Given data START
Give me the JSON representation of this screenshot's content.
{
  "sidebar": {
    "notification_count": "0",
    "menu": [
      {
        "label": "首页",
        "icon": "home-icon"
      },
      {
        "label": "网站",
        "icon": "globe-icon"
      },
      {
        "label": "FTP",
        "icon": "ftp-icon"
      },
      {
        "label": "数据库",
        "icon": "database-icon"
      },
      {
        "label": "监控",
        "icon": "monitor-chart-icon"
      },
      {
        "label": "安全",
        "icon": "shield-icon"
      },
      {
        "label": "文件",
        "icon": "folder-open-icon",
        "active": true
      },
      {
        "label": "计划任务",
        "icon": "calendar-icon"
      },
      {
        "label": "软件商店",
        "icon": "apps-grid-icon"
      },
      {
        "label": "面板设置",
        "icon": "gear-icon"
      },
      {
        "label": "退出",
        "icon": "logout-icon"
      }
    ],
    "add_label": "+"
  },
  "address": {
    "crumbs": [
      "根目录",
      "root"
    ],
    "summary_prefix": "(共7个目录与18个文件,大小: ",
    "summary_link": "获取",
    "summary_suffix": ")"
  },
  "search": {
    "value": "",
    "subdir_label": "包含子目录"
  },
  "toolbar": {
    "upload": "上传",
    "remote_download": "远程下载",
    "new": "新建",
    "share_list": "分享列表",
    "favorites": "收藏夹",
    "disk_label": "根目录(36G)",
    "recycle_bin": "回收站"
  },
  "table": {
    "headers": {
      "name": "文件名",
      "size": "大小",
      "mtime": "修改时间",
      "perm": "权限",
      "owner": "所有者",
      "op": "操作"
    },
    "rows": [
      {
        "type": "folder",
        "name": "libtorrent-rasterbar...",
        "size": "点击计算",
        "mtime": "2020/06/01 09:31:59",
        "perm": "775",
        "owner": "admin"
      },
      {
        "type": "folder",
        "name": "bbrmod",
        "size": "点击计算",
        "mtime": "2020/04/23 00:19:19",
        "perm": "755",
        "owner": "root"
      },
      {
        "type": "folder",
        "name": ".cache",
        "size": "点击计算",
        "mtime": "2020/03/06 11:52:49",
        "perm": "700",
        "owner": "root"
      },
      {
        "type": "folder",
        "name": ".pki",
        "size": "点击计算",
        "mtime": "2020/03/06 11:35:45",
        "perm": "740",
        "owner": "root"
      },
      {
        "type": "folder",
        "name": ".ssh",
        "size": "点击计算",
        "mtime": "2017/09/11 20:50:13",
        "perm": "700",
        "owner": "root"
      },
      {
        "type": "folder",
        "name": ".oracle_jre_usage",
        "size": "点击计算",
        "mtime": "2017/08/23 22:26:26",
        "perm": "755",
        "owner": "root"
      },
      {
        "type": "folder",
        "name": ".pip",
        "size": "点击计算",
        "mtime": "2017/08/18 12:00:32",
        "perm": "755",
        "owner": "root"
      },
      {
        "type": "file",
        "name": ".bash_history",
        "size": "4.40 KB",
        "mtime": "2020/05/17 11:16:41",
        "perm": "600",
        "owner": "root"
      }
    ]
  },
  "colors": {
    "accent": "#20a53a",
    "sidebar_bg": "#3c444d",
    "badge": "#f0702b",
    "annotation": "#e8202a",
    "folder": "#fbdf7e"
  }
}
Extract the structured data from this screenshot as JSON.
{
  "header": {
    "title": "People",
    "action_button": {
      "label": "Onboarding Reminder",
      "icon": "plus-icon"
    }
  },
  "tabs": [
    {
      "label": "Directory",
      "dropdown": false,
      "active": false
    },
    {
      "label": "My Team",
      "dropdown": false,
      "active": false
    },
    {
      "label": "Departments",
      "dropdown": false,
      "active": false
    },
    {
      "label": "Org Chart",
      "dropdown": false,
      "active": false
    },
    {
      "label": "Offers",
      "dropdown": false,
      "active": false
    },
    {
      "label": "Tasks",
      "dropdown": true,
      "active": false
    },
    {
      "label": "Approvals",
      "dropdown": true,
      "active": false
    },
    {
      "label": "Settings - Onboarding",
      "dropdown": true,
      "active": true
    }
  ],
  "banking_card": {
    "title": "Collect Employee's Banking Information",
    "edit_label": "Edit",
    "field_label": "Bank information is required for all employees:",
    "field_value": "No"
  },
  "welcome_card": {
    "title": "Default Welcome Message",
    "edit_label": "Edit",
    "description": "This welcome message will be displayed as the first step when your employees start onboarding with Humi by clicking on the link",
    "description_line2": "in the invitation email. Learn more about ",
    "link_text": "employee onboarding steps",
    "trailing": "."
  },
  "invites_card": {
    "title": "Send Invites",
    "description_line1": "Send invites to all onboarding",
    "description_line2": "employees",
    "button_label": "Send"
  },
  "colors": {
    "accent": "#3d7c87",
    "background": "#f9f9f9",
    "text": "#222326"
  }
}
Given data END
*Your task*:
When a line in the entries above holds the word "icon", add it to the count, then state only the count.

*Solved exercise*:
12